There aren’t many forms of typical entertainment, so we have to make our own. We make indoor camps and stay up late to spot shooting stars. We build sandcastles and rope swings, and try to magnetise needles to make an improvised compass by floating them on a leaf in water. Best of all, we play touch tennis – like mini tennis but with a foam ball. Look it up. Our family play it all the time! These things aren’t expensive, but they buy the one thing that strengthens families the most: fun times together, actually making and doing things.
As we try to do our best to bring up balanced, calm, kind and curious children, it is often the simple things that work best. I really believe these are the type of improvised adventures that create the most powerful memories.
I have also learned that special times don’t have to wait until we’re on holiday. Shara and I have always made sure our three boys help out, whether assembling the roof rack, watering a flower bed, or refuelling the outboard engine to go mackerel fishing.
Friends who come and stay with us in Wales are often amazed how fast and confident the boys are at tying up ropes and using the dinghy to help bring supplies ashore. But they have become good and nimble around the water and the clifftops because they have grown up having to help. The best skills and attitudes are always learned through example.
Don’t get me wrong, our boys like a bit of screen time to play games but we try to limit that time. Generally, Shara and I have noticed that too much of it often leads to rows.
Let’s not think of summer as a chore to keep kids entertained.
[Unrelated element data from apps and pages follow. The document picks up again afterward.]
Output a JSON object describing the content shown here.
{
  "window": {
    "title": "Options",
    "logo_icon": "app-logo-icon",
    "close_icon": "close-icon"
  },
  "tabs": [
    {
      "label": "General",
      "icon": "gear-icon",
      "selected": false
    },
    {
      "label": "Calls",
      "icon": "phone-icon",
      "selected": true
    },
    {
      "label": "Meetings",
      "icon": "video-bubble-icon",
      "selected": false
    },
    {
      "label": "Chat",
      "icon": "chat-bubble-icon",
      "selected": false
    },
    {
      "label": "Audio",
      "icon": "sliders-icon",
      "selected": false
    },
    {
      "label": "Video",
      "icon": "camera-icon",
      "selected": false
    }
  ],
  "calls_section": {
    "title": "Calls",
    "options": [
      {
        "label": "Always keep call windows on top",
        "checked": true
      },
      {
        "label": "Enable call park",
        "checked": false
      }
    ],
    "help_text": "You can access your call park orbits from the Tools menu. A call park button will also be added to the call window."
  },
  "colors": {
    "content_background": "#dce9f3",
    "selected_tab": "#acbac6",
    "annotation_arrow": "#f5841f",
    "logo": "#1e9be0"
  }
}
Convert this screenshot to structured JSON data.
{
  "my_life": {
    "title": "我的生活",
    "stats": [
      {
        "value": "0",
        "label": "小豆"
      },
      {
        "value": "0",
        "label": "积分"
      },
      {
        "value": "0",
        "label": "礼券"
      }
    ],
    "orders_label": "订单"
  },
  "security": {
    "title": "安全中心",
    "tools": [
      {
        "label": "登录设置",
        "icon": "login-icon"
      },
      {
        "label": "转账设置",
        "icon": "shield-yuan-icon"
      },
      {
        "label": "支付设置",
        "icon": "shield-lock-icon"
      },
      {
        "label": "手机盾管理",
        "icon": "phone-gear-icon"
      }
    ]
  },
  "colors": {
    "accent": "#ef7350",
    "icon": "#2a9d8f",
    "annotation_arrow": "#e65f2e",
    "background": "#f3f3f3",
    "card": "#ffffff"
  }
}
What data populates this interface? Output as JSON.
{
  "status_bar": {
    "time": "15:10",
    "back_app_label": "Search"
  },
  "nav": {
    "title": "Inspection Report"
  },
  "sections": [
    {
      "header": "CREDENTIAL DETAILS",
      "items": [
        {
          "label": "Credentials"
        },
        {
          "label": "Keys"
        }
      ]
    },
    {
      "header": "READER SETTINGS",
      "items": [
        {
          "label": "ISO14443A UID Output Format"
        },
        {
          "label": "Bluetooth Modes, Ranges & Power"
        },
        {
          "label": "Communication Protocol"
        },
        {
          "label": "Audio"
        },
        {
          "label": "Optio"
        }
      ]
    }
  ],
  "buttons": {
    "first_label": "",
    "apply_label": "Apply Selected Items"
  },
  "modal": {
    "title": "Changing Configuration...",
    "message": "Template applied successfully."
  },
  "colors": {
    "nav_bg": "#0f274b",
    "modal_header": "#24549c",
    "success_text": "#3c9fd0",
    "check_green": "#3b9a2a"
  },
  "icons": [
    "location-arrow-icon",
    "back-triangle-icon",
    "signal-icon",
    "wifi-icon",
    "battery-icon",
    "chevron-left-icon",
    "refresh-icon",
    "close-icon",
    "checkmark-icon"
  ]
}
Instead, see it as a time to have fun. It is the silly stuff kids remember.